INFORMATION:
______________________________

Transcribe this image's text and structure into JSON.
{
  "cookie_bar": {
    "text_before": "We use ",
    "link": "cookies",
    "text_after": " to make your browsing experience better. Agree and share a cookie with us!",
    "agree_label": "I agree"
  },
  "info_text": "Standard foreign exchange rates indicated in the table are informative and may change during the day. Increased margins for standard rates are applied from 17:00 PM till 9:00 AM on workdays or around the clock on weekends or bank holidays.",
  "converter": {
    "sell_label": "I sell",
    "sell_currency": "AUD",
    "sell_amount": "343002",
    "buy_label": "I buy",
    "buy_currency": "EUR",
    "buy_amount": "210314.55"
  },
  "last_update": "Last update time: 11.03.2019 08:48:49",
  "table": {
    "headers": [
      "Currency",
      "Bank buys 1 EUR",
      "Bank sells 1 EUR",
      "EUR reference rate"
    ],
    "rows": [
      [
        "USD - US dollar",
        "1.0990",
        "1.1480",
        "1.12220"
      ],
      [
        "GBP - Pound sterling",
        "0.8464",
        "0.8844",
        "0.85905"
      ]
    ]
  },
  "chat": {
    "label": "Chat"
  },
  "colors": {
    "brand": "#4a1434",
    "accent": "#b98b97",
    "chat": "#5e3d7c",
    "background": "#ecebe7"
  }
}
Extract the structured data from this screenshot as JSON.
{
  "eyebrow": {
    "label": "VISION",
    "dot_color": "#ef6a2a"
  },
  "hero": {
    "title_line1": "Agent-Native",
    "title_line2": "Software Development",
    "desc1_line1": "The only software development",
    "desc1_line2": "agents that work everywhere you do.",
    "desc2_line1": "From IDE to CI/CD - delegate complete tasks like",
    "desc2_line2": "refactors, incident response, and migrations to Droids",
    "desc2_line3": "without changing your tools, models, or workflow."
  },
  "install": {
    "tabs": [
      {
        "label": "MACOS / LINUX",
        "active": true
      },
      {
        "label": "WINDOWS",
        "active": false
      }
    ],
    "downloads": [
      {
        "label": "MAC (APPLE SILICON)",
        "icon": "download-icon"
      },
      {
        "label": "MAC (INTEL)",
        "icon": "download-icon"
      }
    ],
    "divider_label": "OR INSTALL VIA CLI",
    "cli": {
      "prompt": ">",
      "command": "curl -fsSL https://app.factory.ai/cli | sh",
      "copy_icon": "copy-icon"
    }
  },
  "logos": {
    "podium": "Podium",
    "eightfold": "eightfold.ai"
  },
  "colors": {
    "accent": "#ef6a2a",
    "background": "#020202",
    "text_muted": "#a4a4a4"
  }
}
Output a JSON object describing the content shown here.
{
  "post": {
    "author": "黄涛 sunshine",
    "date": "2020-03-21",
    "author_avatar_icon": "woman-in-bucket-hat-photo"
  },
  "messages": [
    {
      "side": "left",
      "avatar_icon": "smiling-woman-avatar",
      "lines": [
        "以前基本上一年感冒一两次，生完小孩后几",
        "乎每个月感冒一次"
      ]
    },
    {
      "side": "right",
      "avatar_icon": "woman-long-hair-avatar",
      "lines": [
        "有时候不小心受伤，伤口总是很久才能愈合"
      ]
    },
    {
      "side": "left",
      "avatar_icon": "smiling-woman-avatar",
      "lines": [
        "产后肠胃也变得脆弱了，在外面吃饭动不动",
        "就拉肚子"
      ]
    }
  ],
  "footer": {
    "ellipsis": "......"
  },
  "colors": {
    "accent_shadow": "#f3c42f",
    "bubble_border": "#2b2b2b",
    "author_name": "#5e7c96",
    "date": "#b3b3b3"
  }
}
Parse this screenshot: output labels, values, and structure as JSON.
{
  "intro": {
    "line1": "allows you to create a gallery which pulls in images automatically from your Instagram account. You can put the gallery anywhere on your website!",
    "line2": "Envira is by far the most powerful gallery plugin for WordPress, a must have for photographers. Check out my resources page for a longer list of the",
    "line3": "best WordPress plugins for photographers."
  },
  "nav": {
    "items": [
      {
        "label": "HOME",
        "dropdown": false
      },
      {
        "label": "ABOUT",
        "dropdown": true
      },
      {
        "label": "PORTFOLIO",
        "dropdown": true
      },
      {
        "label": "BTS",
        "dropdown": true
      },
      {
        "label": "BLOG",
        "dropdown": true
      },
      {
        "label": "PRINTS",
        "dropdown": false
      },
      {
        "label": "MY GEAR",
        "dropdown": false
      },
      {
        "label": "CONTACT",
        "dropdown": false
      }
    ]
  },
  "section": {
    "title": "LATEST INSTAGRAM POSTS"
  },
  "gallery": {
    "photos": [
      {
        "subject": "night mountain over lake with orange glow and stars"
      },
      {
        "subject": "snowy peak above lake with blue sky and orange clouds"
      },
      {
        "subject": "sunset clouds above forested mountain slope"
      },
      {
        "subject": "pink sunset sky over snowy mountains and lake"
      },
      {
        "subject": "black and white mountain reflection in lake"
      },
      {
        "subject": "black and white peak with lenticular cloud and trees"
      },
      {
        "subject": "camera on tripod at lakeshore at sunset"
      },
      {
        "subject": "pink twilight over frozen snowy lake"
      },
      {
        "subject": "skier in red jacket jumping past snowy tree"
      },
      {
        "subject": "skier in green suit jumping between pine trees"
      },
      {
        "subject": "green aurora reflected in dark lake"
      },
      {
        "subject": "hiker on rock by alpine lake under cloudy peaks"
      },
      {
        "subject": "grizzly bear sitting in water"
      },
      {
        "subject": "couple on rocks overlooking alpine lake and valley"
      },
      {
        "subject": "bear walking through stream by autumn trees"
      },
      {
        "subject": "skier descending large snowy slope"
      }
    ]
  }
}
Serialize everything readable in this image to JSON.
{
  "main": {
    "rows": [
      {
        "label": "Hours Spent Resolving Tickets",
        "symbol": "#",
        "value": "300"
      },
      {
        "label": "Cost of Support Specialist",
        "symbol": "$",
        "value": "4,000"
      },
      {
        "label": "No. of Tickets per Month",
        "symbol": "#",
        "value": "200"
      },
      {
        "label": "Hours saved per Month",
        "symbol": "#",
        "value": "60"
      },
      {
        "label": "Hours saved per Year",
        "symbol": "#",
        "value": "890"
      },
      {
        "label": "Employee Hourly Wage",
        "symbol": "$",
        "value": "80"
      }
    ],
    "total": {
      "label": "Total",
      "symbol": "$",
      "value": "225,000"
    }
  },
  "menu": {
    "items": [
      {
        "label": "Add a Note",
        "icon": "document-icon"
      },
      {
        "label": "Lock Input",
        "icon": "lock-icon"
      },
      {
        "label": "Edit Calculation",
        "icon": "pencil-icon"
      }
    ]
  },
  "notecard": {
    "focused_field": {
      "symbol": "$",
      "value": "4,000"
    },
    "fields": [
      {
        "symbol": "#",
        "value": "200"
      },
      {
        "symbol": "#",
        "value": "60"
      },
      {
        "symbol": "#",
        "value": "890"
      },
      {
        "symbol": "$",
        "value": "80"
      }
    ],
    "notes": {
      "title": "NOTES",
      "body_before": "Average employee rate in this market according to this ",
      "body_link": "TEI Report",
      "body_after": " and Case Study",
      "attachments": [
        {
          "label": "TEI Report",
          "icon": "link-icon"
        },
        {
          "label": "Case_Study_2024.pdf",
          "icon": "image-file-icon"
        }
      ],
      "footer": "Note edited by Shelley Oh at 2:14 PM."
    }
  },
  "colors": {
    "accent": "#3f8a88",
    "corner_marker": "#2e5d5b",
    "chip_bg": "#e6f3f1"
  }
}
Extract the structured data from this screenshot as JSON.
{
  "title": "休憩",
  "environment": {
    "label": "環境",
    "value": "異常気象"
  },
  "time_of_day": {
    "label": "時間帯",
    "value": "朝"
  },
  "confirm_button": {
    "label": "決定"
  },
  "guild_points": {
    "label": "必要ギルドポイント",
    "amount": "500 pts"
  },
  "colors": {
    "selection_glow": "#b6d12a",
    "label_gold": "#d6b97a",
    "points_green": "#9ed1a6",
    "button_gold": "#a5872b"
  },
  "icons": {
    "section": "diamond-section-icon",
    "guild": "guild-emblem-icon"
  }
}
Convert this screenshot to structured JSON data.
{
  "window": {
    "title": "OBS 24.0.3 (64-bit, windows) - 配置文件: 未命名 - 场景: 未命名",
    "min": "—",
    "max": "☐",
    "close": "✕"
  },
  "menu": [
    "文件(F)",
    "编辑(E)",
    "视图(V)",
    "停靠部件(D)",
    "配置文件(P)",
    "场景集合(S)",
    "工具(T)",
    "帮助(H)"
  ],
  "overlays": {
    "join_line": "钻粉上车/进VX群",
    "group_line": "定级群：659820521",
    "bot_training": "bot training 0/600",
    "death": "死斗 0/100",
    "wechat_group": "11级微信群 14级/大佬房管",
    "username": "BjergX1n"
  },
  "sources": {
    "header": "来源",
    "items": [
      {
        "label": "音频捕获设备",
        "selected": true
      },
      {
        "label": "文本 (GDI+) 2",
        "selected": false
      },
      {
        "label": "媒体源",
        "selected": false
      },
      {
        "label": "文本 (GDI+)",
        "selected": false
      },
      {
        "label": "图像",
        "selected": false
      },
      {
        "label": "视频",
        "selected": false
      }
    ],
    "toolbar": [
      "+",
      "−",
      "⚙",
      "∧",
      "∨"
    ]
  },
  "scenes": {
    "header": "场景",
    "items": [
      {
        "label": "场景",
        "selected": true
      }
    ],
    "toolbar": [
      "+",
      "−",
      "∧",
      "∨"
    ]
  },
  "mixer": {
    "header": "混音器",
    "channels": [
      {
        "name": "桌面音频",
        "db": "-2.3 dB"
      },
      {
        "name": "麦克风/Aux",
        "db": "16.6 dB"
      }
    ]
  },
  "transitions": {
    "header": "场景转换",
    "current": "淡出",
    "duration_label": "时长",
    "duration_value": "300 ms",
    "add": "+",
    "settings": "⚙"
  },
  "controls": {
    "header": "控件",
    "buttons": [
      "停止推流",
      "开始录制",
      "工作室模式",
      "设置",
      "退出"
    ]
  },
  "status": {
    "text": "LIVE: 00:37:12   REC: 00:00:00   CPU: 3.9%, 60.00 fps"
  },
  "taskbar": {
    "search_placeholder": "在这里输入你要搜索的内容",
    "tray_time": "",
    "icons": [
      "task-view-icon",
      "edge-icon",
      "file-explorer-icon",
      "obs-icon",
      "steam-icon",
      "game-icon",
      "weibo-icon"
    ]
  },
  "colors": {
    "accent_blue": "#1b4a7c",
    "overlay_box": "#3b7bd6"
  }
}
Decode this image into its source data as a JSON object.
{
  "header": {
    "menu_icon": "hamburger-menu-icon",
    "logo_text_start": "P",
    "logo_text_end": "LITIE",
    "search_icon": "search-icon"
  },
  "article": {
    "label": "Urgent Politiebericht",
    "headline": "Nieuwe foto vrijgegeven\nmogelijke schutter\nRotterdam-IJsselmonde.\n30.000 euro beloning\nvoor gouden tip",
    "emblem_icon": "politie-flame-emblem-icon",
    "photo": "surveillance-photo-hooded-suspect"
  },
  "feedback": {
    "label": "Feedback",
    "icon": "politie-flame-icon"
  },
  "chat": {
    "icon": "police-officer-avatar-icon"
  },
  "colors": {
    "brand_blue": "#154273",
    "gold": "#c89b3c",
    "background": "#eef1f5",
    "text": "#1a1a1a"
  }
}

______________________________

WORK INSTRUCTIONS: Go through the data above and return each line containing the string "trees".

ANSWER TO THE PROBLEM:
        "subject": "black and white peak with lenticular cloud and trees"
        "subject": "skier in green suit jumping between pine trees"
        "subject": "bear walking through stream by autumn trees"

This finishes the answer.